Ted was a gifted runner. In his late forties his knees began to aggravate him, and they got worse each year. At age 54 his doctor advised him to stop running. He started strength training with the aim of getting back to running.
We worked around his condition for a while and slowly incorporated leg exercises into the routine - leg curl, calf raises, leg press, adduction, abduction, squats, and occasionally partial leg extensions.
Ted wanted to start running again. He did and the next day his was limping again. I told him, “You are able to lift 450 pounds on the leg press to a very deep fatigue to the point where your legs are unable to move, and the next day you have not a hint of pain.” For Ted with adequate rest after strength training he came back stronger each week. With running there was no recovery or improvement, only injury.
We were following a high intensity interval training (HIIT) routine – one to three different exercises per body part with very little rest between sets. We were not doing endless sets exposing the knees to unnecessary stress. With this protocol there is less chance of repetitive-use injuries.
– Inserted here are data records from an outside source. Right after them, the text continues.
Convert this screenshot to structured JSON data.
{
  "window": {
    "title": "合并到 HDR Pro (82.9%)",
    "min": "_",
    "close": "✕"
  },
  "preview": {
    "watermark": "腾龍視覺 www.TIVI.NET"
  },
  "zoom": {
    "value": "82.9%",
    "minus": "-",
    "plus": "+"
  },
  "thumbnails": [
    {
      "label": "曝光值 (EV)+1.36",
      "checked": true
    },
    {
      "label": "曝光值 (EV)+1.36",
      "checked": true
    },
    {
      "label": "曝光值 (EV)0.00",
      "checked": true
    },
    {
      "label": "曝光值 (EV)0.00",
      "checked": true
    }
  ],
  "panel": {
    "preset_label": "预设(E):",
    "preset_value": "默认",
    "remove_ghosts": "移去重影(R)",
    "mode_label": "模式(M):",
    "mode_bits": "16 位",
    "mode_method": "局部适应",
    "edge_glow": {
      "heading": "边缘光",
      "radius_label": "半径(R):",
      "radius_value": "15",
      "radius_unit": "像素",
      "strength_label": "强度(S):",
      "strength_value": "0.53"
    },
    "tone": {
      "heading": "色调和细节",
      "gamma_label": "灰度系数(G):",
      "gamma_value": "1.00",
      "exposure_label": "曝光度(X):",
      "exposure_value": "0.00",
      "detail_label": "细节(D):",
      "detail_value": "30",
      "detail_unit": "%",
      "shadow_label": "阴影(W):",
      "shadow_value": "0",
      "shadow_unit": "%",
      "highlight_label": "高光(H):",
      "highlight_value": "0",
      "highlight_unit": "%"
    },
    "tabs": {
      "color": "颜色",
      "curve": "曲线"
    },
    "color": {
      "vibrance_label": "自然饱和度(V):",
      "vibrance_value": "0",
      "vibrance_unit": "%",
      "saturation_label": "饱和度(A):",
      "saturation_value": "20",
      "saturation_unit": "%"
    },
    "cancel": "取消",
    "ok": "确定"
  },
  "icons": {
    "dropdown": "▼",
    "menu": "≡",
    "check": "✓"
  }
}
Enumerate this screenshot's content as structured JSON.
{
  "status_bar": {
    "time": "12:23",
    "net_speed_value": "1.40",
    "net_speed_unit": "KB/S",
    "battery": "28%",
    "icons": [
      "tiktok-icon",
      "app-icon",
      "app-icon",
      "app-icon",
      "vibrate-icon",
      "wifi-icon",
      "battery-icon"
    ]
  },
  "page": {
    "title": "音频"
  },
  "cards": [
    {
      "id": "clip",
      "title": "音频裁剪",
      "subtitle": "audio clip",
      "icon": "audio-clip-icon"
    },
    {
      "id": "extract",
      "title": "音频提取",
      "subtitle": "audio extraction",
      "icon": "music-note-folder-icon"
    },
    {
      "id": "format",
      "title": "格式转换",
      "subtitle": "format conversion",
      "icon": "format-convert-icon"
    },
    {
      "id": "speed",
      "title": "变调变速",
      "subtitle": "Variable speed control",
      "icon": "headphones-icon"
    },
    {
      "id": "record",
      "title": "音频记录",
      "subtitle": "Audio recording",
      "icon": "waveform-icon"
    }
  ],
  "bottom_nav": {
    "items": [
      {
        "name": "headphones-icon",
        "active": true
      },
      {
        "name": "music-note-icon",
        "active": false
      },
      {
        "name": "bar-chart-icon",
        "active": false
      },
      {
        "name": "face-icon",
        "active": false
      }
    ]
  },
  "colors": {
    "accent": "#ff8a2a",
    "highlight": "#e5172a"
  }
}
Ted saw that it was working, but he was concerned about weight gain. I told him, “I could run a mile and be in pain for days, or I could eat three less Oreos and stick to a strength training program that will increase my resting metabolism. Besides, you will burn calories after the workout as well”.
Ted had a choice. Run, get injured,and gain weight from inactivity, or strength train, get added protection against injury, and make some dietary changes. It is either the latter or face the possibility of knee replacement well before it might have have been otherwise. For those who overdo it or have a predisposition to injuries that result from running, injuries will occur. It might take years before they become ruinous. I don’t rule out running, but don’t run to the point of injury and take steps to enhance your strength so you can better support your joints.
No amount of running will add strength to your legs, - endurance yes, but strength no. A ten year study comparing non-runners to runners showed that both groups had lost the same amount of lean body weight over the decade. Loss of muscle mass it part of the aging process. The best you can do is to take steps to keep or add the strength and muscle that inexorably diminishes each year without strength training.
There cardiovascular effects from HIIT as well. Start with leg press or squats and work the muscles to a deep fatigue. You will reach your target heart rate very quickly. Just seconds after completion of the first exercise begin the next exercise. You will continue breathing hard, and your pulse will remain elevated. Work all the major muscle groups with minimal rest between each exercise. You will breath hard from start to finish. This type of training produces a high E.P.O.C. response – a large after-workout calorie burn.